You know what can actually ruin things? If one or two owners agitate for a veto by insulting another manager. That gets ugly quickly. The problem that most of angry owners have with lopsided trades is, in fact, that they didn't make them. If you judge a trade to be one-sided yet not collusive, the most productive thing you can do is make similar offers to the victimized owner.
In leagues where owners have the opportunity to protest trades, though … well, sometimes if a rival team makes a deal, self-interest compels you to protest. I've been involved in leagues where countless trades were agreed to – most of them perfectly fair – but none actually went through. Because everyone reflexively vetoes everything. Those were ruined leagues, yet every veto was ostensibly in the interest of preserving competitive balance. Which, of course, wasn't anyone's real objective.
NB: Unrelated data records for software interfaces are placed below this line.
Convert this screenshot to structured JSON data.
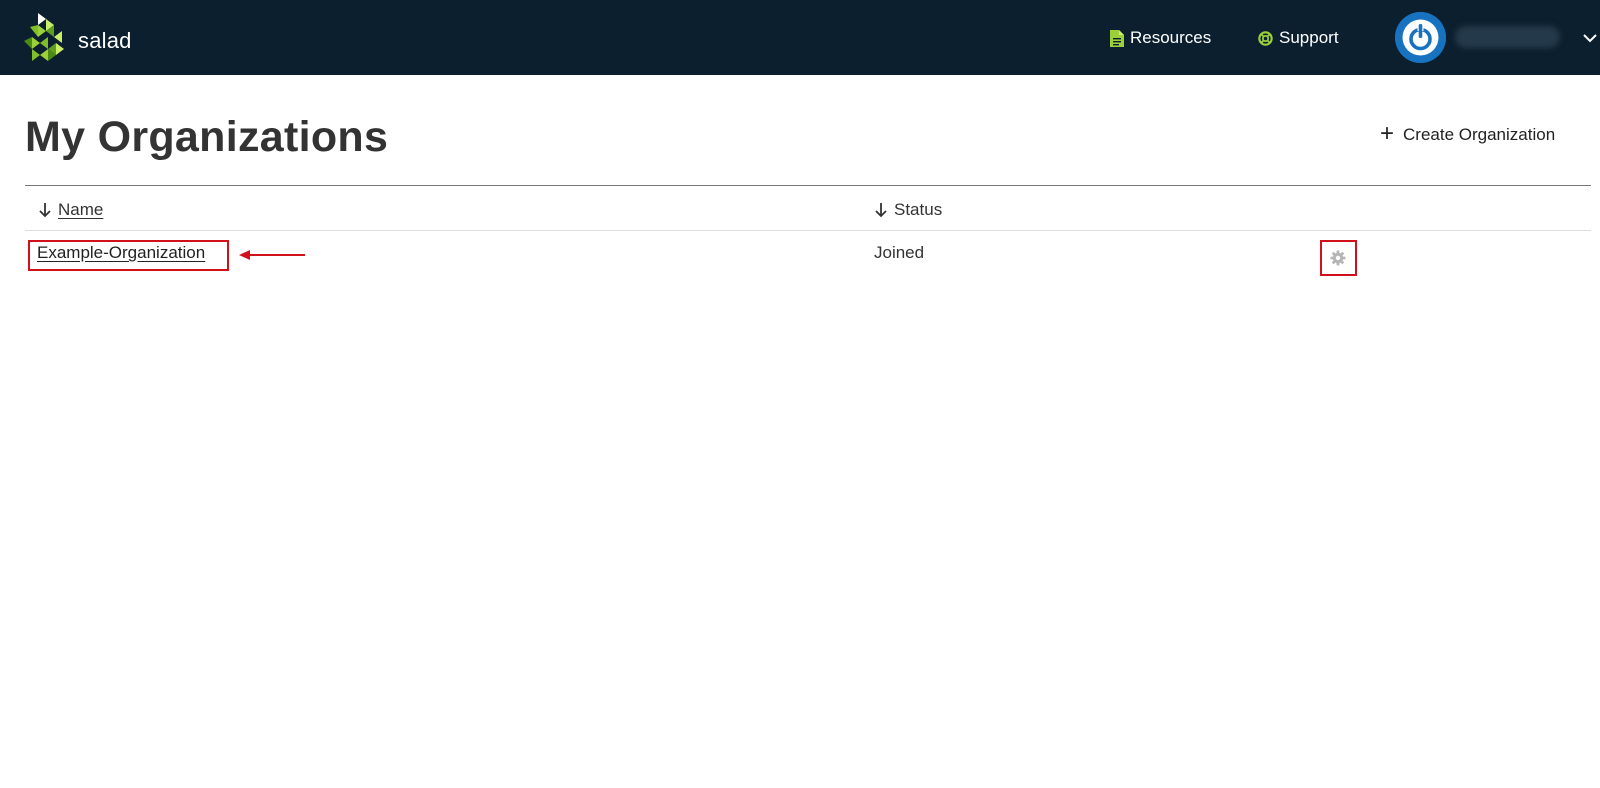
{
  "brand": {
    "name": "salad"
  },
  "nav": {
    "resources_label": "Resources",
    "support_label": "Support"
  },
  "page": {
    "title": "My Organizations",
    "create_button_label": "Create Organization"
  },
  "table": {
    "columns": [
      {
        "label": "Name",
        "sort": "descending"
      },
      {
        "label": "Status",
        "sort": "descending"
      }
    ],
    "rows": [
      {
        "name": "Example-Organization",
        "status": "Joined"
      }
    ]
  },
  "colors": {
    "topbar": "#0c1f2e",
    "accent_green": "#9bd03a",
    "avatar_blue": "#1772c0",
    "highlight_red": "#d0101a"
  }
}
Don't know if Drew is over the Lee Evans deal quite yet. I think not. But he did post some fantastic vintage O.J. Simpson print ads at Kissing Suzy Kolber on Friday. I can't recommend them highly enough. You'd be crazy not to trade Jamal Lewis for some Juicemobiles.
• L.J. Smith had a few spare pieces of groin removed this week, according to the Philadelphia Inquirer. He's out for Sunday. And you don't need to carry two tight ends if neither of them is an elite player, so Smith can go in 10- and 12-team leagues. Rookie Brent Celek should have an opportunity here, though he's not yet worth considering for fantasy purposes. There is, however, a small cult of excited Brent Celek emailers.
• Greg Olsen will make his regular season debut for the Bears in the Sunday night game against Dallas. It's possible that this is only big news to me, as I've added, dropped and added him again in maybe eight leagues. I'm convinced he can be a top-tier fantasy entity. The rap credibility is an exciting bonus.
• Steve McNair will start against the Cardinals this week, which seems like decent news for the Cardinals. Mark Clayton is expected to start as well, though he's not yet a top-30 WR. Derrick Mason is tied for the fourth-most looks in the NFL after two weeks, yet he's still available in 27.3 percent of Yahoo! leagues.
• Plaxico Burress, listed as questionable with an ankle injury (that led to a lost touchdown on Sunday), is reportedly a game-time decision. Tom Coughlin told the AP, "It's going to be one of those deals depending on how he feels." That quote has a pleasant Dr. Seuss-meets-Mike Ditka sound, no? Burress has been limited in practice. It would still be a surprise if the No. 5 overall fantasy wide receiver can't play against Washington on Sunday. We've all ranked him as though he'll play.
Andy Behrens has written for ESPN.com, the Chicago Sports Review, NBA.com, the Chicago Reader and various other publications. In all likelihood, Andy owns more Artis Gilmore memorabilia than you. Follow him on Twitter. Send Andy a question or comment for potential use in a future column or webcast.
Updated on Saturday, Sep 22, 2007 10:34 am, EDT